Here’s what I propose. Instead of calling everything depression, let’s call it what it is. If we feel guilty and are under the conviction of sin, let’s call it that. If we call it depression, we’ll never come to God in confession. We’ll never make things right with our neighbor. We’ll just go on feeling bad, until our bitterness destroys us and everyone around us.
If we are sad, let’s call it sadness. Sadness is not necessarily sinful. It might be a part of a grieving process. It might be something else entirely, but whatever is causing our sadness, we can deal with is a whole lot better if we call it what it is. The psalmist said, “Why are you cast down, O my soul, and why are you disquieted within me? Hope in God; for I shall again praise him, my help and my God” (Psa. 42:11).
There isn’t a single symptom on this list that can’t be handled in a way that won’t either cause the symptom to go away entirely, or put it in a light that it can be lived with in a gracious way. We take our situation to God. He gives us a new heart and a new mind. We change our thoughts, emotions, actions in accord with our new heart. And everything falls into place.
Some may ask, isn’t there a kind of person who is depressed as part of their nature? Like someone who is outgoing, or always chipper? The Puritans thought there were some people who were just melancholy. That’s who they were. I don’t doubt that this is so. God is a wonderful God and he likes to mess with our theories. I know this might be true. So, here’s what I do when people come to me for counsel to deal with their depression: I ask them to tell me about their depression. When did it first start? Why did it start? What makes it go deeper or lighten up? Tell me about the symptoms. If they answer the question by giving me reasons for their depression and those reasons are similar or the same as these symptoms, I know that whether or not they are naturally depressed, they need to fix the symptoms by running to God. If, after, repairing these things, they are still depressed, then I might say, they have a depressed personality.
Incidentally, in some 30 years of counseling, I have not found anyone who after confessing their sin, living through the sadness, overcoming their anger, etc. was still a depressed personality. I’m not giving up hope. I’m only saying, let’s not call sin, or the results of sin, depression.
Here is a list I came up with before I found the list on the web.

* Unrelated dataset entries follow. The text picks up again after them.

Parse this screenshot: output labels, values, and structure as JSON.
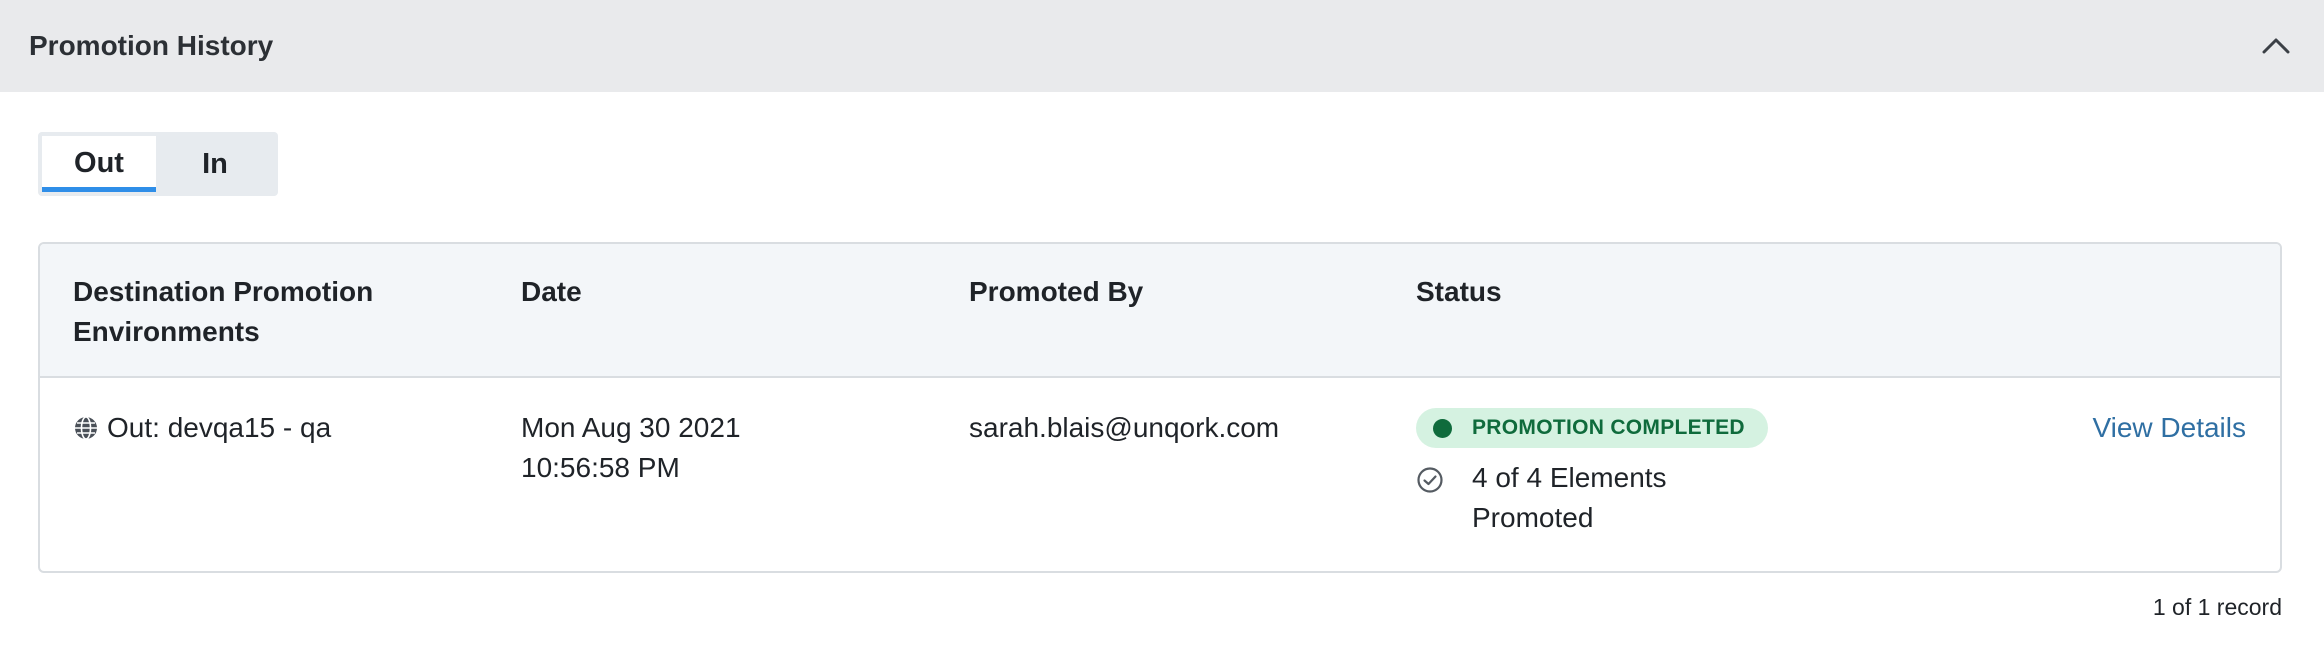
{
  "panel": {
    "title": "Promotion History"
  },
  "tabs": [
    {
      "label": "Out",
      "active": true
    },
    {
      "label": "In",
      "active": false
    }
  ],
  "table": {
    "columns": {
      "destination_line1": "Destination Promotion",
      "destination_line2": "Environments",
      "date": "Date",
      "promoted_by": "Promoted By",
      "status": "Status"
    },
    "rows": [
      {
        "environment": "Out: devqa15 - qa",
        "date_line1": "Mon Aug 30 2021",
        "date_line2": "10:56:58 PM",
        "promoted_by": "sarah.blais@unqork.com",
        "status_badge": "PROMOTION COMPLETED",
        "elements_line1": "4 of 4 Elements",
        "elements_line2": "Promoted",
        "action": "View Details"
      }
    ]
  },
  "footer": {
    "record_count": "1 of 1 record"
  },
  "colors": {
    "header_bg": "#e9eaec",
    "tab_accent": "#2f8ee8",
    "status_bg": "#d5f2e1",
    "status_fg": "#0f6b3c",
    "link": "#2f6fa3"
  },
  "icons": [
    "chevron-up-icon",
    "globe-icon",
    "check-circle-icon",
    "status-dot-icon"
  ]
}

This is a list of things that feel and look a lot like depression, but can be dealt with in a Biblical way, if we will call them what they actually are.
Guilt, Conviction of sin, Sadness, Anger, Bitterness, Grief, Shame, Sickness, Exhaustion, Loneliness, Withdrawal from life, Heartache, Sorrow, Missing, Sober realization of the future, Denial of the truth, Persecution, Habitual Eeyore, Fear, Lack of faith, Lack of motivation, Lack of purpose, Pathological Issues (thyroid, vitamin D, etc.), Entitlement Attitude (Life isn’t fair, I don’t deserve this)
I hope this helps.